The rally is being met with backlash.

Some Republicans are calling May 16 a strike -- and an illegal one since North Carolina is a Right to Work state.

Representative Mike Broady wrote a lengthy post on Facebook referring to teacher unions as thugs.

"If the teachers want respect, and I believe they deserve respect, they also have to reciprocate," Brody told ABC11 on Monday. "Number one, respect our laws. Number two, respect the children that's in you're in care. Number three, respect the parents who have to scramble around now and find alternatives for this."

He said he believes unions try to hijack the education system.

"I just do not support that method and I will adamantly fight to keep the public employee unions out, adamantly," said Brody.

Jewell is responding to the characterization.

"We found that offensive and it's just another example of educator disrespecting," he said
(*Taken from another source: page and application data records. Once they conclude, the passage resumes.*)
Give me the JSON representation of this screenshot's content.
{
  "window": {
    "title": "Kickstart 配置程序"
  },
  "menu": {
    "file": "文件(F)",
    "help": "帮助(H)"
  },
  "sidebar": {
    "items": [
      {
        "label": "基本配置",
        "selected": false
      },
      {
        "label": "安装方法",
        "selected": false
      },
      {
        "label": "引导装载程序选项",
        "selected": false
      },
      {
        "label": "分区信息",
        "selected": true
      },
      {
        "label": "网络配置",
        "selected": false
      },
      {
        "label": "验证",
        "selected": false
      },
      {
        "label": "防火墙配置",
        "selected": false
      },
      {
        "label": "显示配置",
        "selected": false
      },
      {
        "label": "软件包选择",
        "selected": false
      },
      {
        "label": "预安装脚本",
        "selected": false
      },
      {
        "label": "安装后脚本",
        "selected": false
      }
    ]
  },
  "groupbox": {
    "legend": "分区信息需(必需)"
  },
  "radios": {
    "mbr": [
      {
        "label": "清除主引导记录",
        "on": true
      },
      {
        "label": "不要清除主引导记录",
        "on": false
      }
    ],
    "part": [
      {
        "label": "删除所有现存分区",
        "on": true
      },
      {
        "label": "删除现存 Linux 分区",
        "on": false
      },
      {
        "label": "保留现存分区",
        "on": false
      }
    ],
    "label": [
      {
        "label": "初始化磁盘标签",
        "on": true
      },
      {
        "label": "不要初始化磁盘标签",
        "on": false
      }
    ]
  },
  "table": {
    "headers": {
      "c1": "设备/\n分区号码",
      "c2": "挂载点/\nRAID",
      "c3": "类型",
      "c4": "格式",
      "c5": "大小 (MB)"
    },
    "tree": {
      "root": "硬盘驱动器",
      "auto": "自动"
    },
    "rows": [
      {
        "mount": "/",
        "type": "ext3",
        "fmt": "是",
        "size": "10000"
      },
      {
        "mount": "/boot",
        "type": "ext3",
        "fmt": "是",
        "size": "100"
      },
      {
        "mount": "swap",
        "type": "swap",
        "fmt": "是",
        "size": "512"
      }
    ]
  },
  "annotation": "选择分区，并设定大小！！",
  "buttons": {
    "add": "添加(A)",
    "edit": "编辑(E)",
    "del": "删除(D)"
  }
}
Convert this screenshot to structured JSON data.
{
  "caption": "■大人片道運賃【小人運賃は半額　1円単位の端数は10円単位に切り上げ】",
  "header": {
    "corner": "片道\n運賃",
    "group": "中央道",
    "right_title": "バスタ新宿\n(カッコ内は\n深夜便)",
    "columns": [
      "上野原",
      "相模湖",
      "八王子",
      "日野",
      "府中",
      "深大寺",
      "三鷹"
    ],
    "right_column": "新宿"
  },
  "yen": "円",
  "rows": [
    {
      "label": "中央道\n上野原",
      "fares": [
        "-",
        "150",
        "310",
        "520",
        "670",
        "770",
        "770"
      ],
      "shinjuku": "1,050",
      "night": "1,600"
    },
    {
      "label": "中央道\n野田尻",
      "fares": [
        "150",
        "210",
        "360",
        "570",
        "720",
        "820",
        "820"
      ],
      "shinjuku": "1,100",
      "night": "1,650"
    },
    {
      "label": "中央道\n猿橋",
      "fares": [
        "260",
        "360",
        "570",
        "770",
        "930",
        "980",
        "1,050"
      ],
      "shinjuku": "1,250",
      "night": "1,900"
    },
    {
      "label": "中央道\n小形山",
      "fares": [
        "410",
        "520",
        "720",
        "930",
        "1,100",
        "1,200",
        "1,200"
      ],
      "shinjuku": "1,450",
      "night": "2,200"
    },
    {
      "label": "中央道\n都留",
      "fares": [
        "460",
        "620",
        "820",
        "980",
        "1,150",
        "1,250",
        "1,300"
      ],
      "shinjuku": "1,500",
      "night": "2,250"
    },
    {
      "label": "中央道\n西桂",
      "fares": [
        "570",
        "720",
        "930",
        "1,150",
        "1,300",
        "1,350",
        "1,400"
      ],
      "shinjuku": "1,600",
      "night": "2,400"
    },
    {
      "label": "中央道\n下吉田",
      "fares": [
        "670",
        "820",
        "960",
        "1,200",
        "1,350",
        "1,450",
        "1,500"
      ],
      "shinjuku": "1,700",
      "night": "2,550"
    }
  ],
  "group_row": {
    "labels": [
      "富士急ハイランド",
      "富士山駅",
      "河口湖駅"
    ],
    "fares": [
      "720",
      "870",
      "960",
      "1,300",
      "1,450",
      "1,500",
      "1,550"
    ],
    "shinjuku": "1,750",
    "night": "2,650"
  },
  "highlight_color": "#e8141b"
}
He says the state needs to increase per-pupil funding to the national average and raise teacher pay.

"More than 44,000 teachers in North Carolina are receiving at least a $10,000 raise since 2014 from five consecutive salary increases by Republican lawmakers in the state General Assembly. This rapid rate of growth in teacher pay is why North Carolina ranked no. 1 in the U.S. for teacher wage growth in 2017 and no. 2 in the U.S. for teacher wage growth in 2018," said Joseph Kyzer, communications director for N.C. House Speaker Tim Moore.

Officials are expecting roads to be clogged as educators and their supporters head downtown.

"Due to the projected crowd size, State Capitol Police is working closely with its partner law enforcement agencies both inside and outside DPS to ensure public safety while demonstrators exercise their constitutional rights to free speech and peaceable assembly on Wednesday," said Capitol Police Spokesperson Clyde Rope. "Traffic in the downtown area is expected to be heavier than normal and we would advise state employees working downtown and the public to expect traffic delays and extremely heavy congestion on Wednesday."